### What is expected
Without including any pictures, give back all of the data exactly.

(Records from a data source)
::::::

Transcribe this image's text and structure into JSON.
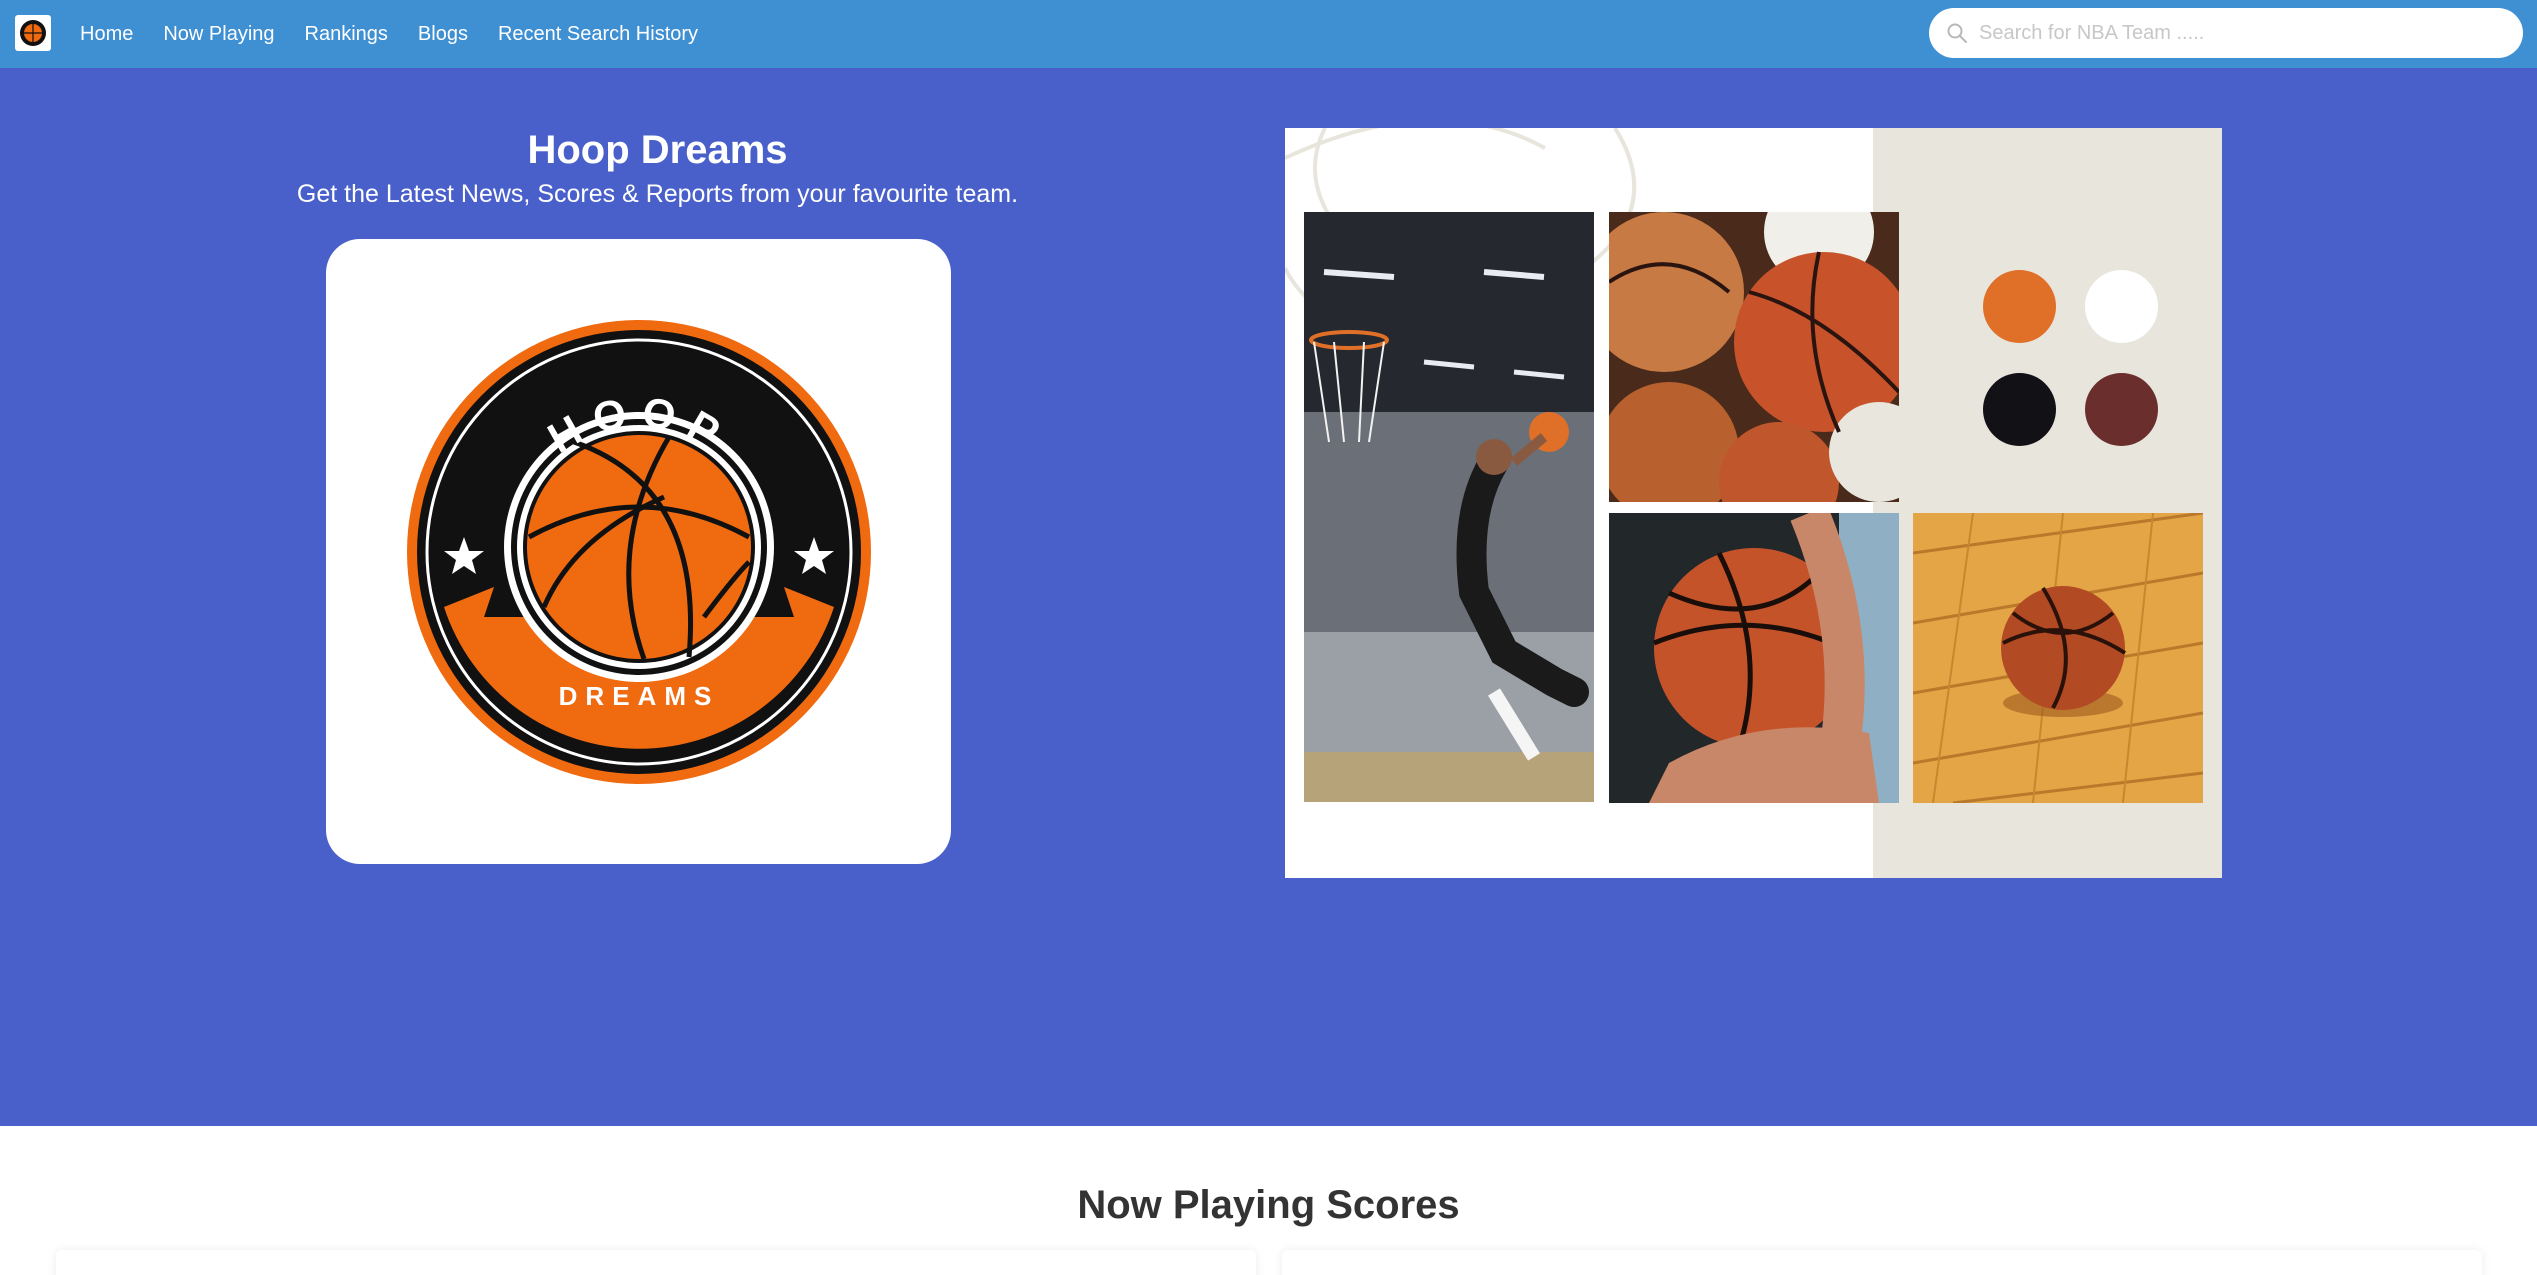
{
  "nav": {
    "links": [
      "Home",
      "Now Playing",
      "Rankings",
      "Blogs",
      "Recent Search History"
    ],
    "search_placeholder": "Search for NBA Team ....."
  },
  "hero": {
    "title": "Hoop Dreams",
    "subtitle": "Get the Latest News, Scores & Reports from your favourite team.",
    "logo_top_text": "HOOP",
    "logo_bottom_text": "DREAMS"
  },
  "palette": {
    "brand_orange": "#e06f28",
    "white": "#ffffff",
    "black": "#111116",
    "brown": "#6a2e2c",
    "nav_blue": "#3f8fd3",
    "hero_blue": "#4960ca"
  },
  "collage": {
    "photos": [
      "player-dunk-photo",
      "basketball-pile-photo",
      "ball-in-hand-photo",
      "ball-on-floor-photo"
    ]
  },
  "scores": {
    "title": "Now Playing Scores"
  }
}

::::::

### Task solution
Transcribe this image's text and structure into JSON.
{
  "nav": {
    "links": [
      "Home",
      "Now Playing",
      "Rankings",
      "Blogs",
      "Recent Search History"
    ],
    "search_placeholder": "Search for NBA Team ....."
  },
  "hero": {
    "title": "Hoop Dreams",
    "subtitle": "Get the Latest News, Scores & Reports from your favourite team.",
    "logo_top_text": "HOOP",
    "logo_bottom_text": "DREAMS"
  },
  "palette": {
    "brand_orange": "#e06f28",
    "white": "#ffffff",
    "black": "#111116",
    "brown": "#6a2e2c",
    "nav_blue": "#3f8fd3",
    "hero_blue": "#4960ca"
  },
  "collage": {
    "photos": [
      "player-dunk-photo",
      "basketball-pile-photo",
      "ball-in-hand-photo",
      "ball-on-floor-photo"
    ]
  },
  "scores": {
    "title": "Now Playing Scores"
  }
}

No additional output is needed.